### Data under study
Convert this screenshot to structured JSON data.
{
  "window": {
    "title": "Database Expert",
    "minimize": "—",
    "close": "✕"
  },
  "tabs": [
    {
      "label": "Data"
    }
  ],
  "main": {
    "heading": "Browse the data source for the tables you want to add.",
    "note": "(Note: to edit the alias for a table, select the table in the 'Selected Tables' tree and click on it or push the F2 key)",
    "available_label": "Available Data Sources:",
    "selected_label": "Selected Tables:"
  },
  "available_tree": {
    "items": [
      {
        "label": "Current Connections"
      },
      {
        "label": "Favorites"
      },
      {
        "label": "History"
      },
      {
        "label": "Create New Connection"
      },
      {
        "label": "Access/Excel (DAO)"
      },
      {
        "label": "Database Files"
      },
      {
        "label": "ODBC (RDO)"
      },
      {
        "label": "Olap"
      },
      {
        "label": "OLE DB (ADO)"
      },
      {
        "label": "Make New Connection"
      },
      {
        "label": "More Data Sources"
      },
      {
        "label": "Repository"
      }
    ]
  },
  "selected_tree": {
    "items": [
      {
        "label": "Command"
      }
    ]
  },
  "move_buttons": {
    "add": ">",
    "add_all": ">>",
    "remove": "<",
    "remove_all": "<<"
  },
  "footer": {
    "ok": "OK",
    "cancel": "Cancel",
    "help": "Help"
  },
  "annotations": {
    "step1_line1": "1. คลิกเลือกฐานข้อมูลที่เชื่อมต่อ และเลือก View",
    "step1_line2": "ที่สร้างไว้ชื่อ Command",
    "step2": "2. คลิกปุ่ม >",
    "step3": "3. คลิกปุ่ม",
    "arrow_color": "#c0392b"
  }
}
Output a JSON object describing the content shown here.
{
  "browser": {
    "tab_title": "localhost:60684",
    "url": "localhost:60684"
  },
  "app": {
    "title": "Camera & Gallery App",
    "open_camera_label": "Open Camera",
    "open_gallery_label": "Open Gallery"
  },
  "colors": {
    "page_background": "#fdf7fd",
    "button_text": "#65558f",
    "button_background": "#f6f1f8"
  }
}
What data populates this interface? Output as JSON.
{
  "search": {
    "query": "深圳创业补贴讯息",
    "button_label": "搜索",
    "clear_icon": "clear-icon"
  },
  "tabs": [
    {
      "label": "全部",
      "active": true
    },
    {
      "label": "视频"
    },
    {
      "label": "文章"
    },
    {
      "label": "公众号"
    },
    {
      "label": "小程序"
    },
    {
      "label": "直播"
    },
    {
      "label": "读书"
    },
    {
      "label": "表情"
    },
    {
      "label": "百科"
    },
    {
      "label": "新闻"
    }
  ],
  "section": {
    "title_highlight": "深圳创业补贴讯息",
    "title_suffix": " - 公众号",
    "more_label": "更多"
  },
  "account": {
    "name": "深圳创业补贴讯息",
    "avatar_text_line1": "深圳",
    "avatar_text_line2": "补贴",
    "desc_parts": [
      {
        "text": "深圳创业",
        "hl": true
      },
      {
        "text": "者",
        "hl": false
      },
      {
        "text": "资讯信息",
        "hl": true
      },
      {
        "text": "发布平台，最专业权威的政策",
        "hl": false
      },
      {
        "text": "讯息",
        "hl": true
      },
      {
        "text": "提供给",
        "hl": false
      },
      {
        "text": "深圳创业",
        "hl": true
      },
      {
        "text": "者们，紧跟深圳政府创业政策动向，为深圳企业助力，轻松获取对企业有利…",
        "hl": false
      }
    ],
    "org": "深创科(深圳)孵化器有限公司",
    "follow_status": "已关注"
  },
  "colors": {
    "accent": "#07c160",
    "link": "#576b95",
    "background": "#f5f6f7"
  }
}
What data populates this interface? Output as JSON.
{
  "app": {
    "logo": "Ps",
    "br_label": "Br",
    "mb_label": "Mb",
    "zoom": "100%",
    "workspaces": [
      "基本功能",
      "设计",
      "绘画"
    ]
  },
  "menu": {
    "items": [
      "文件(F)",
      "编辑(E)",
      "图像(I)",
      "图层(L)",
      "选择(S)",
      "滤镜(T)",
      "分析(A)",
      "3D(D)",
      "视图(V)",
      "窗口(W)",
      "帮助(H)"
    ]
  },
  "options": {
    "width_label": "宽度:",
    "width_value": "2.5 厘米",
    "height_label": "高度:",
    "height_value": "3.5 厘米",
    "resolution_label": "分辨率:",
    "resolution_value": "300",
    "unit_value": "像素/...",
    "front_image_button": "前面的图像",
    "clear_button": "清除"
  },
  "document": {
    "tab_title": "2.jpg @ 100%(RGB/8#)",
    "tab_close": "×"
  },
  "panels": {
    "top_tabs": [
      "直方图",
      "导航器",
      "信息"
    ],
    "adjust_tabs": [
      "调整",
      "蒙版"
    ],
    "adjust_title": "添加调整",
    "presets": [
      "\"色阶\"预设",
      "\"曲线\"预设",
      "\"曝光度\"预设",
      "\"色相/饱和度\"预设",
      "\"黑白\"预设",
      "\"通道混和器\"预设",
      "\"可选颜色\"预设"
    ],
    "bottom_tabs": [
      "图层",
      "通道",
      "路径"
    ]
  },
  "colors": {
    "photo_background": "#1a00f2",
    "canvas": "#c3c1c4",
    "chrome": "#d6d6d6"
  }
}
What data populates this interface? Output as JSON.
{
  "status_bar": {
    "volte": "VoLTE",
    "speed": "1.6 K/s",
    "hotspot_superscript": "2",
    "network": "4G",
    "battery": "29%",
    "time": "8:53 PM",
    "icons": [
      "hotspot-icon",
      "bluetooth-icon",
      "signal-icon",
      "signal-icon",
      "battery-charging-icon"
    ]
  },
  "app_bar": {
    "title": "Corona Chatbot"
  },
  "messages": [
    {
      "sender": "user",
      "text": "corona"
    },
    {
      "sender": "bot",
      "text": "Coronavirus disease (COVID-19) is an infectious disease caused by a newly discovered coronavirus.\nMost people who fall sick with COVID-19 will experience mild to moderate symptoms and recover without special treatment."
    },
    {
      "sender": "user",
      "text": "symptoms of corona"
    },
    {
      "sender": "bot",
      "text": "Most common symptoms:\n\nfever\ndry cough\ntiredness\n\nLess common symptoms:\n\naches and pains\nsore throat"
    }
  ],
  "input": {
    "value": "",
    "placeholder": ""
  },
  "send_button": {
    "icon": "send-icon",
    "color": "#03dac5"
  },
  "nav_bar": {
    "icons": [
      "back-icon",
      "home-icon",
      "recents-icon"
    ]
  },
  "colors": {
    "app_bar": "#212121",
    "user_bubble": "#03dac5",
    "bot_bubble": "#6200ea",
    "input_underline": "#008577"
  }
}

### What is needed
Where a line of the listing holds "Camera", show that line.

### Result of this task
    "title": "Camera & Gallery App",
    "open_camera_label": "Open Camera",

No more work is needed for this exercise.